      return true;

We could also have an insert method that takes the key and value as arguments, directly:

    public boolean insert( String key, String value )
      if ( containsKey(key) )
        return false;
      associations.put( key, value );
      return true;

The class would then have two methods named insert:

This is another kind of polymorphism, because insert() works with arguments of different types. It is called method overloading. Java allows programmers to overload method names for the own types.

Method overloading is one form of polymorphism supported by Java. It is a useful technique when implementing a single class, as different methods of the same name can respond to messages of the same name differently, depending on the arguments sent by the client code. But if this were all we could do polymorphically in Java, then we would still be quite limited. Client code would have to know the specific kind of object that it was working with at every step of the way.

Polymorphic Variables

Now consider our MultiBallWorld symphony.

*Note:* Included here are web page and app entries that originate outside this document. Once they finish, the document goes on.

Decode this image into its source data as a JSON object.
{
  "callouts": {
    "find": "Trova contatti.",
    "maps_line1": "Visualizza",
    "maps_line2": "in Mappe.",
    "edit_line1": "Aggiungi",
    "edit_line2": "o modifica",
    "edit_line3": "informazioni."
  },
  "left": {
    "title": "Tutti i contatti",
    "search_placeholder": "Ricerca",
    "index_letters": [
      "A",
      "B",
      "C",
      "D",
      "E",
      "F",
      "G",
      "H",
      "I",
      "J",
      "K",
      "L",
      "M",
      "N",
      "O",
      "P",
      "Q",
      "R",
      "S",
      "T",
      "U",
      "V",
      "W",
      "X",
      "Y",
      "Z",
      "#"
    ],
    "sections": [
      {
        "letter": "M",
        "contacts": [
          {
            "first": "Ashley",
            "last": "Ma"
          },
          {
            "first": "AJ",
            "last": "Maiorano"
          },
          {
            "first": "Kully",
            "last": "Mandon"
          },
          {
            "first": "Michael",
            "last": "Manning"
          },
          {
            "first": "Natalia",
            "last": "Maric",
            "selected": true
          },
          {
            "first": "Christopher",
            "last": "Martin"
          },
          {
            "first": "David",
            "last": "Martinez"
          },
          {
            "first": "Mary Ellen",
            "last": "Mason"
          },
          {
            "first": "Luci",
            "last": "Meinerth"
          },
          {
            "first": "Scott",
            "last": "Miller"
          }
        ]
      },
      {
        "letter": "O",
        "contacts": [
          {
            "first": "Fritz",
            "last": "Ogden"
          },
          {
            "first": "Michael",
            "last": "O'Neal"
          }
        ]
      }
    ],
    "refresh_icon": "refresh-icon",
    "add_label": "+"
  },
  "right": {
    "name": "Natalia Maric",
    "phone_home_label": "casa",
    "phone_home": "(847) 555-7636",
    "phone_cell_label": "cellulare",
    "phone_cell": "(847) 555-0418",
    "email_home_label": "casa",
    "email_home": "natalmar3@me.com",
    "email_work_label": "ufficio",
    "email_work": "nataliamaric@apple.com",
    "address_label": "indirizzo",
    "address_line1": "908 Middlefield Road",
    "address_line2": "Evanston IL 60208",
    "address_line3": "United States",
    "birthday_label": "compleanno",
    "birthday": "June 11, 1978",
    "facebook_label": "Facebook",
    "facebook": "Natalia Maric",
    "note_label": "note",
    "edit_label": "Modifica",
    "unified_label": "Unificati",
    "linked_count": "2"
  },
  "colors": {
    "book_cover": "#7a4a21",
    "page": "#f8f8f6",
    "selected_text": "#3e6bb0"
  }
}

To do this without duplicating code, the AWT must store these items in a variable capable of holding any of them, Component. This works because all of these objects respond to the same messages. This is polymorphism across classes, made possible by inheritance. If the classes all implemented the same interface, we could do the same thing.

This is where the real power of polymorphism lies:

Programs that use interchangeable objects can be quite flexible. We will explore this idea throughout the remainder of the course.

Eugene Wallingford ..... ..... October 25, 2012